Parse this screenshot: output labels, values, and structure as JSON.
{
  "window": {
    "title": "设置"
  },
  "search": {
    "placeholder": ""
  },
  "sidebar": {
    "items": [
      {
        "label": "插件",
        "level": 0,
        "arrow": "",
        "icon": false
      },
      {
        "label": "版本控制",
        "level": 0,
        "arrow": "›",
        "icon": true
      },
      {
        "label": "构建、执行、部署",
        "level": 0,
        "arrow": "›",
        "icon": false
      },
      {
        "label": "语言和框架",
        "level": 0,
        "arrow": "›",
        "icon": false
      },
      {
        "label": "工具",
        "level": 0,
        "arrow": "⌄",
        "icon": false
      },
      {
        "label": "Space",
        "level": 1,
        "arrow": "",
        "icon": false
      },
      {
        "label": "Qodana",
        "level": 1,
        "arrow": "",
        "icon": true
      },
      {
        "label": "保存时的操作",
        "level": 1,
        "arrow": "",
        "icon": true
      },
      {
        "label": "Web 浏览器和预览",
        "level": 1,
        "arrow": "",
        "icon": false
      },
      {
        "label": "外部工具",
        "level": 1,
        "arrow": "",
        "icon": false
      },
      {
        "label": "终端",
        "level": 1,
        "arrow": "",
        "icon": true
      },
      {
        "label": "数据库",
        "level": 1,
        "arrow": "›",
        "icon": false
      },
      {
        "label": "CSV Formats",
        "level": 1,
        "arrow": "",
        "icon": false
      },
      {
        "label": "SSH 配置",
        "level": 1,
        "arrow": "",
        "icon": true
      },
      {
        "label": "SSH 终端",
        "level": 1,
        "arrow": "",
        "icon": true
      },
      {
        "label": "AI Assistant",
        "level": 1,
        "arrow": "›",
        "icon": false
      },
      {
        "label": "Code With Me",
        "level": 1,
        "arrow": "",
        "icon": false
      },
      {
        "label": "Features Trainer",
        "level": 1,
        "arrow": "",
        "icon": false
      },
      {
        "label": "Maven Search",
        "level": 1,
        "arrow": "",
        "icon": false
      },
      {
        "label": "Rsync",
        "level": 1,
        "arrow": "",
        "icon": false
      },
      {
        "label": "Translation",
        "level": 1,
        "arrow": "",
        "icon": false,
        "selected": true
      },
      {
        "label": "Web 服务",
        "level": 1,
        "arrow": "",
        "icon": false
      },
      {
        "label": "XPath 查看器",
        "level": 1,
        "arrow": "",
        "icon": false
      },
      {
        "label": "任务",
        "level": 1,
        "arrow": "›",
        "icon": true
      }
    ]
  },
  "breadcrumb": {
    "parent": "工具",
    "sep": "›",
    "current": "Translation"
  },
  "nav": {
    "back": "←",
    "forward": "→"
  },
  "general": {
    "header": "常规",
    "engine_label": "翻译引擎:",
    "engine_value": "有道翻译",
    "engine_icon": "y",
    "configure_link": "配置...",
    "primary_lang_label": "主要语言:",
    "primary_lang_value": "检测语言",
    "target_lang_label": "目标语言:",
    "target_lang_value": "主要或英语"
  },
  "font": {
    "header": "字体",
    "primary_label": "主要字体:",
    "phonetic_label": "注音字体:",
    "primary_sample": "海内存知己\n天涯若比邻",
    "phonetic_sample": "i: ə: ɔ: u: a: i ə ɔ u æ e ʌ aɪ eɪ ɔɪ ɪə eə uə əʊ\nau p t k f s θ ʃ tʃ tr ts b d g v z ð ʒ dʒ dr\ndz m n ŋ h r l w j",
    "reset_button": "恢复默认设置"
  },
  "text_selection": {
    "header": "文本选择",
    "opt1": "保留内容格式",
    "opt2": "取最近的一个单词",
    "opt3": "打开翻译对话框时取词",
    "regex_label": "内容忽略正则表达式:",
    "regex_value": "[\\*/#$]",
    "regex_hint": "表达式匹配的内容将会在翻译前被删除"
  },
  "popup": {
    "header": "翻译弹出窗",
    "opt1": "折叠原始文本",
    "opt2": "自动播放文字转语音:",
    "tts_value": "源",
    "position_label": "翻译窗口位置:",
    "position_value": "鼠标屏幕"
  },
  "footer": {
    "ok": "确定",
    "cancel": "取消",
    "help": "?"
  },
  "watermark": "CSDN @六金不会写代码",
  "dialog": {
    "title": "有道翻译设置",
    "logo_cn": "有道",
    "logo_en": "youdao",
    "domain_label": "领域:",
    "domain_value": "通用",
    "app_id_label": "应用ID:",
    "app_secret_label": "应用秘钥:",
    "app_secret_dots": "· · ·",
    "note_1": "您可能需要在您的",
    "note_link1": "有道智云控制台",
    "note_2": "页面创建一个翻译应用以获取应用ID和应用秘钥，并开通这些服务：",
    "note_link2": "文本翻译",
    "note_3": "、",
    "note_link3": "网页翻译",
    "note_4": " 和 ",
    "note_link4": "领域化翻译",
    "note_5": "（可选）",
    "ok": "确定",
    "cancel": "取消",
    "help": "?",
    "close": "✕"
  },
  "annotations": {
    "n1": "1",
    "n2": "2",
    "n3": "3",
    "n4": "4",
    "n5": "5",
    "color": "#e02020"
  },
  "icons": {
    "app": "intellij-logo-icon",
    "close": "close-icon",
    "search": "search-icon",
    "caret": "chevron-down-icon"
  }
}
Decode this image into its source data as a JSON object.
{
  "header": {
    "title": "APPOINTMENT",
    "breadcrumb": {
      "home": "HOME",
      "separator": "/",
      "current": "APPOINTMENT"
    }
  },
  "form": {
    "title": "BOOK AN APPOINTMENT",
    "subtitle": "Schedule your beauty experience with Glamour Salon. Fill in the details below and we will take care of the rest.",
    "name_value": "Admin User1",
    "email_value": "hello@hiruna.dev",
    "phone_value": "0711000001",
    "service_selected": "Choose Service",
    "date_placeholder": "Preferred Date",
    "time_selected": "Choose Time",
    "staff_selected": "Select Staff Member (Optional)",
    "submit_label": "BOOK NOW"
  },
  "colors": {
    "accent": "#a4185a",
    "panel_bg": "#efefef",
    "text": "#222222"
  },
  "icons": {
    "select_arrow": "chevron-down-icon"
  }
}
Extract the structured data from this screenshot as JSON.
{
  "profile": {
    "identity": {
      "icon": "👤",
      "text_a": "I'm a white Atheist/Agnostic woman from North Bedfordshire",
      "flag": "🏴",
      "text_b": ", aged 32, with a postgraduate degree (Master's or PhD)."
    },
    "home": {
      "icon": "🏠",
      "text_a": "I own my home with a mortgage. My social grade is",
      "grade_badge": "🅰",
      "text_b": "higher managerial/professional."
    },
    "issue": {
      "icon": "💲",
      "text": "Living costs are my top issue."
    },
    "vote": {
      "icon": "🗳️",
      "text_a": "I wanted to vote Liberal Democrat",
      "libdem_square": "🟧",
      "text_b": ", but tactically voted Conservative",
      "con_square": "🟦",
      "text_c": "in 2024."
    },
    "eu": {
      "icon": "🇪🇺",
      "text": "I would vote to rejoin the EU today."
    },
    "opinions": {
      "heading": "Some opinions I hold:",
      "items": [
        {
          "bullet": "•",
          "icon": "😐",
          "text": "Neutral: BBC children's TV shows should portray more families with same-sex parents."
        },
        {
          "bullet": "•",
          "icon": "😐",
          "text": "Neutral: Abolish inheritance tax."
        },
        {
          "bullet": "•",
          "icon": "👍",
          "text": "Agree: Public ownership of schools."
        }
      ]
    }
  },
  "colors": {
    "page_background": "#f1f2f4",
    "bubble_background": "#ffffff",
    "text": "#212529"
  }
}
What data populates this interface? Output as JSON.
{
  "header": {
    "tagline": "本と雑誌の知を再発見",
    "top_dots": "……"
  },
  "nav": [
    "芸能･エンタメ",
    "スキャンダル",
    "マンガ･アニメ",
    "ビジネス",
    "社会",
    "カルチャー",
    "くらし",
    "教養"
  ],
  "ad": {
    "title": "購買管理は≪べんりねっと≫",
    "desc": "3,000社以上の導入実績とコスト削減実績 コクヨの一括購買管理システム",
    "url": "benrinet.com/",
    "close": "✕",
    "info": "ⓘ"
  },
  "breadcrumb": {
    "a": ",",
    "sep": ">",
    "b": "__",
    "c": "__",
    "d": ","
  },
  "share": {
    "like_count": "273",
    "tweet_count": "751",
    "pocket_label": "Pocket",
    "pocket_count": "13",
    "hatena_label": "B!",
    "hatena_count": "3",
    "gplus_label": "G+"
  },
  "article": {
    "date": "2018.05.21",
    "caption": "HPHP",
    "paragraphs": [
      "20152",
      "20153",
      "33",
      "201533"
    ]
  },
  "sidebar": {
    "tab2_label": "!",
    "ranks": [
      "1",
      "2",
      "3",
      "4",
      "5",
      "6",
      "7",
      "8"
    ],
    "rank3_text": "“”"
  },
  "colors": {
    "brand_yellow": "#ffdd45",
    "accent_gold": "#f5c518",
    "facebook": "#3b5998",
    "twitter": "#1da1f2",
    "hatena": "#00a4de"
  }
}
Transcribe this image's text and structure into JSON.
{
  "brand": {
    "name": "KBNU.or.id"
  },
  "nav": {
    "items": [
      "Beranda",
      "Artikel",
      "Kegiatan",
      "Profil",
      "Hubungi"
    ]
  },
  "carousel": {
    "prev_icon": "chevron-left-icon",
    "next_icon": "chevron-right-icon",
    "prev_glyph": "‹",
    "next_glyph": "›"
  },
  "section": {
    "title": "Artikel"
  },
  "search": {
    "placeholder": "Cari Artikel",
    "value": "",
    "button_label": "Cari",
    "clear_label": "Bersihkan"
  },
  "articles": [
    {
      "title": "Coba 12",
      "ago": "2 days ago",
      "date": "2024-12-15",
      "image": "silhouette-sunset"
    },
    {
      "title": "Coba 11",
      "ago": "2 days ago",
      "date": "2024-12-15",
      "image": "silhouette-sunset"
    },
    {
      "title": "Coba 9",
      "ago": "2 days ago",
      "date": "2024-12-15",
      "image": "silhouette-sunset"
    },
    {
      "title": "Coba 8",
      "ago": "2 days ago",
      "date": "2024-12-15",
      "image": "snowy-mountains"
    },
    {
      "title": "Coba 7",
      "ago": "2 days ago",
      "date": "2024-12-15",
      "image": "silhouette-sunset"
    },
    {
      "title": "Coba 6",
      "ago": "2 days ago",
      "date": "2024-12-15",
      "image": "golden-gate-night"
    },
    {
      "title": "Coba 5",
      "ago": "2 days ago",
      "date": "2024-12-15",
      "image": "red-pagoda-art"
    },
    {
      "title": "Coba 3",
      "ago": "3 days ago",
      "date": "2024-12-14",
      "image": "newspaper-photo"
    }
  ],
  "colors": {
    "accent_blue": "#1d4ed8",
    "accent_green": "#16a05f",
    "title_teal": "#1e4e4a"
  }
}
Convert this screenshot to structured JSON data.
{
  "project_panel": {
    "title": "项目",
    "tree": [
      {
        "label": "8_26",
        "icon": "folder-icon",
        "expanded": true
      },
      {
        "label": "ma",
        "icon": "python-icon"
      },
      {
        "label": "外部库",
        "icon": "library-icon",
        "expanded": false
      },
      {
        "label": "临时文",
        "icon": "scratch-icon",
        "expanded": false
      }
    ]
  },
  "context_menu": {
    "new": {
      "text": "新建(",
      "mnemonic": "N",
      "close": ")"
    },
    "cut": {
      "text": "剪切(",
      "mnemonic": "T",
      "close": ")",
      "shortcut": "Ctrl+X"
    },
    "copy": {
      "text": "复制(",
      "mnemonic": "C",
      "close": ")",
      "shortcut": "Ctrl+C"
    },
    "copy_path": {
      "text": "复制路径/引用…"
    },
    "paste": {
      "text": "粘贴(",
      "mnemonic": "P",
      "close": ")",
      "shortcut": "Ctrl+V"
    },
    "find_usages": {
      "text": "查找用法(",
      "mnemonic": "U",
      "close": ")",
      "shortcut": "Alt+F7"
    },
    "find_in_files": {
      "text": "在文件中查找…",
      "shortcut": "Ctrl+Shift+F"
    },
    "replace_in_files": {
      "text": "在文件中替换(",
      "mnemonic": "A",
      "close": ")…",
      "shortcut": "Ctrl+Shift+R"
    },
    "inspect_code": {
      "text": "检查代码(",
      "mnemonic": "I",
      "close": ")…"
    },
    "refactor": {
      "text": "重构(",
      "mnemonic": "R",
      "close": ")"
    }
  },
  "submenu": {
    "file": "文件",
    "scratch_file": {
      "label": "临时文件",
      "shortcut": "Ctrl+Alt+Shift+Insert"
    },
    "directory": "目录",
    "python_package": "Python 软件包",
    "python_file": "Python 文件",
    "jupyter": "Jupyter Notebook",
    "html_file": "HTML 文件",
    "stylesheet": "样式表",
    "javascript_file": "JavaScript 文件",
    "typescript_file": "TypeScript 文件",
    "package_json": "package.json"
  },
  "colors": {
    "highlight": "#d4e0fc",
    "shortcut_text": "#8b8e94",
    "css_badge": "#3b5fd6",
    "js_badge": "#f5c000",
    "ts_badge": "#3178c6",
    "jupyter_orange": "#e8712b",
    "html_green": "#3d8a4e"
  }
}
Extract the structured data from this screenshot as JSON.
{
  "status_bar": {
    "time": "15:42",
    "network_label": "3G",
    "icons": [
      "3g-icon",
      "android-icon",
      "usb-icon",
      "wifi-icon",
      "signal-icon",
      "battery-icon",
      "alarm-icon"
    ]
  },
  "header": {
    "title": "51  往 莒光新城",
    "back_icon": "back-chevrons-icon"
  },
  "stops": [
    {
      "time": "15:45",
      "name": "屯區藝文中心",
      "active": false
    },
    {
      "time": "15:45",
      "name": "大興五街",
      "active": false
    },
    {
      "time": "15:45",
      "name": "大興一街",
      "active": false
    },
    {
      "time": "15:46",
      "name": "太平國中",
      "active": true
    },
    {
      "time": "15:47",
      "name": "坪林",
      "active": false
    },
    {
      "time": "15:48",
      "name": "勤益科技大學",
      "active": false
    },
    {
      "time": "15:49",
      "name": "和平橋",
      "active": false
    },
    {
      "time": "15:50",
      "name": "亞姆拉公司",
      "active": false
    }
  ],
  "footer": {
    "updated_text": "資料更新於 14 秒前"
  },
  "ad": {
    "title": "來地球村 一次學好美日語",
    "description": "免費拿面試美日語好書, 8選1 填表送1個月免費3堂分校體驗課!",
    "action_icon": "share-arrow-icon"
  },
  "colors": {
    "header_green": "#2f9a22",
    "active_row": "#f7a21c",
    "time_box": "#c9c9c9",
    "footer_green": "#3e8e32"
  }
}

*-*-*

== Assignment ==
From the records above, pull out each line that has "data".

== Answer to this problem ==
Decode this image into its source data as a JSON object.
Extract the structured data from this screenshot as JSON.
What data populates this interface? Output as JSON.
Convert this screenshot to structured JSON data.
Extract the structured data from this screenshot as JSON.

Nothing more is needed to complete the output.